**Exercise materials**
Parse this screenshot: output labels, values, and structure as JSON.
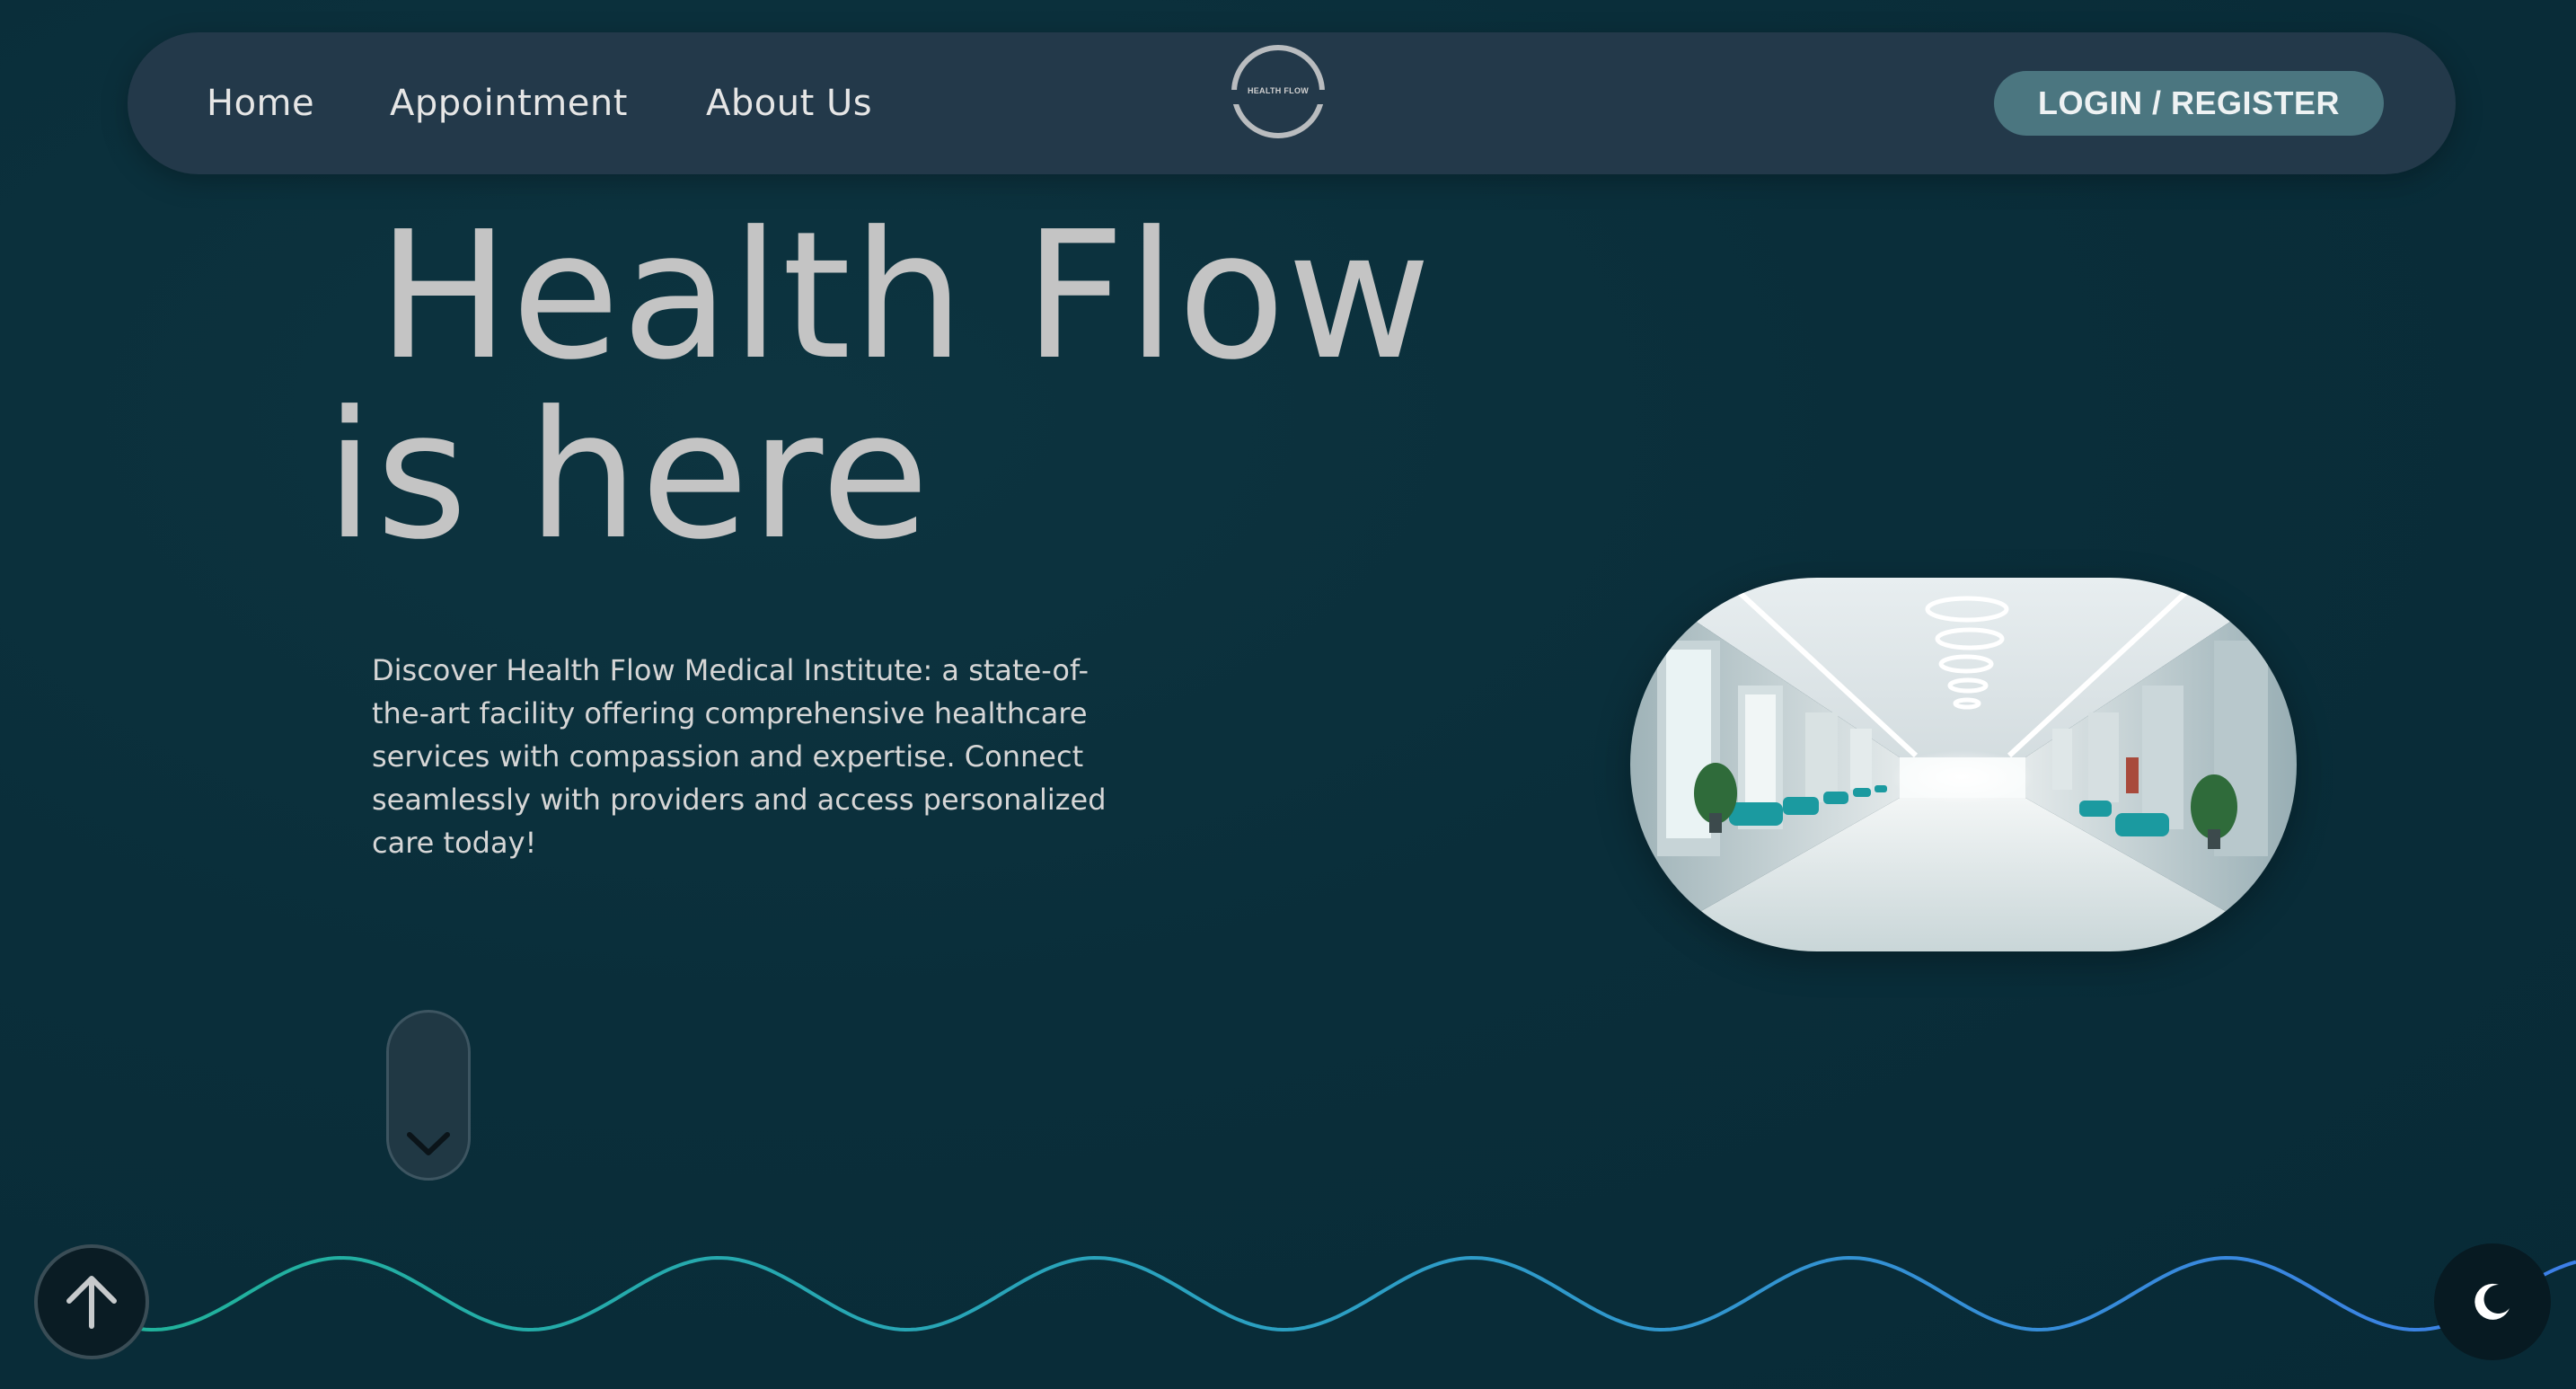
{
  "nav": {
    "links": [
      {
        "label": "Home"
      },
      {
        "label": "Appointment"
      },
      {
        "label": "About Us"
      }
    ],
    "logo_text": "HEALTH FLOW",
    "login_label": "LOGIN / REGISTER"
  },
  "hero": {
    "title_line1": "Health Flow",
    "title_line2": "is here",
    "description": "Discover Health Flow Medical Institute: a state-of-the-art facility offering comprehensive healthcare services with compassion and expertise. Connect seamlessly with providers and access personalized care today!",
    "image_subject": "hospital corridor"
  },
  "icons": {
    "scroll_down": "chevron-down-icon",
    "back_to_top": "arrow-up-icon",
    "theme_toggle": "moon-icon",
    "logo": "circle-logo-icon"
  },
  "colors": {
    "background": "#0a2e3a",
    "navbar": "#23394a",
    "login_button": "#4b7680",
    "wave_start": "#20b39a",
    "wave_end": "#3d7fe8",
    "heading_text": "#c4c4c4"
  }
}
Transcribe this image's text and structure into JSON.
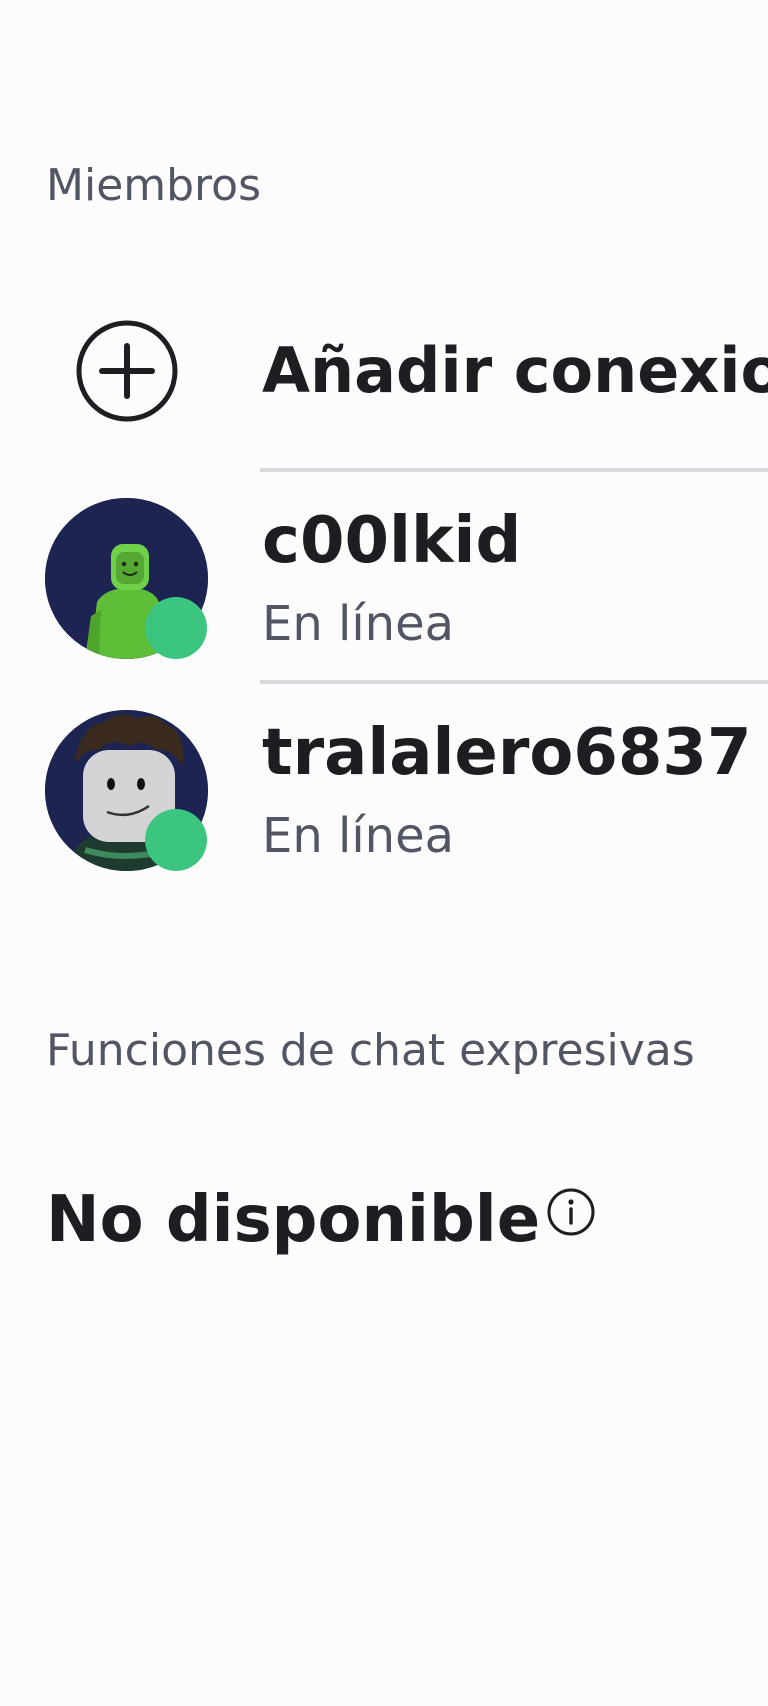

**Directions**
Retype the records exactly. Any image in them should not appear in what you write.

**Task result**
Parse this screenshot: output labels, values, and structure as JSON.
{
  "nav": {
    "links": [
      {
        "label": "Home"
      },
      {
        "label": "Appointment"
      },
      {
        "label": "About Us"
      }
    ],
    "logo_text": "HEALTH FLOW",
    "login_label": "LOGIN / REGISTER"
  },
  "hero": {
    "title_line1": "Health Flow",
    "title_line2": "is here",
    "description": "Discover Health Flow Medical Institute: a state-of-the-art facility offering comprehensive healthcare services with compassion and expertise. Connect seamlessly with providers and access personalized care today!",
    "image_subject": "hospital corridor"
  },
  "icons": {
    "scroll_down": "chevron-down-icon",
    "back_to_top": "arrow-up-icon",
    "theme_toggle": "moon-icon",
    "logo": "circle-logo-icon"
  },
  "colors": {
    "background": "#0a2e3a",
    "navbar": "#23394a",
    "login_button": "#4b7680",
    "wave_start": "#20b39a",
    "wave_end": "#3d7fe8",
    "heading_text": "#c4c4c4"
  }
}
Transcribe this image's text and structure into JSON.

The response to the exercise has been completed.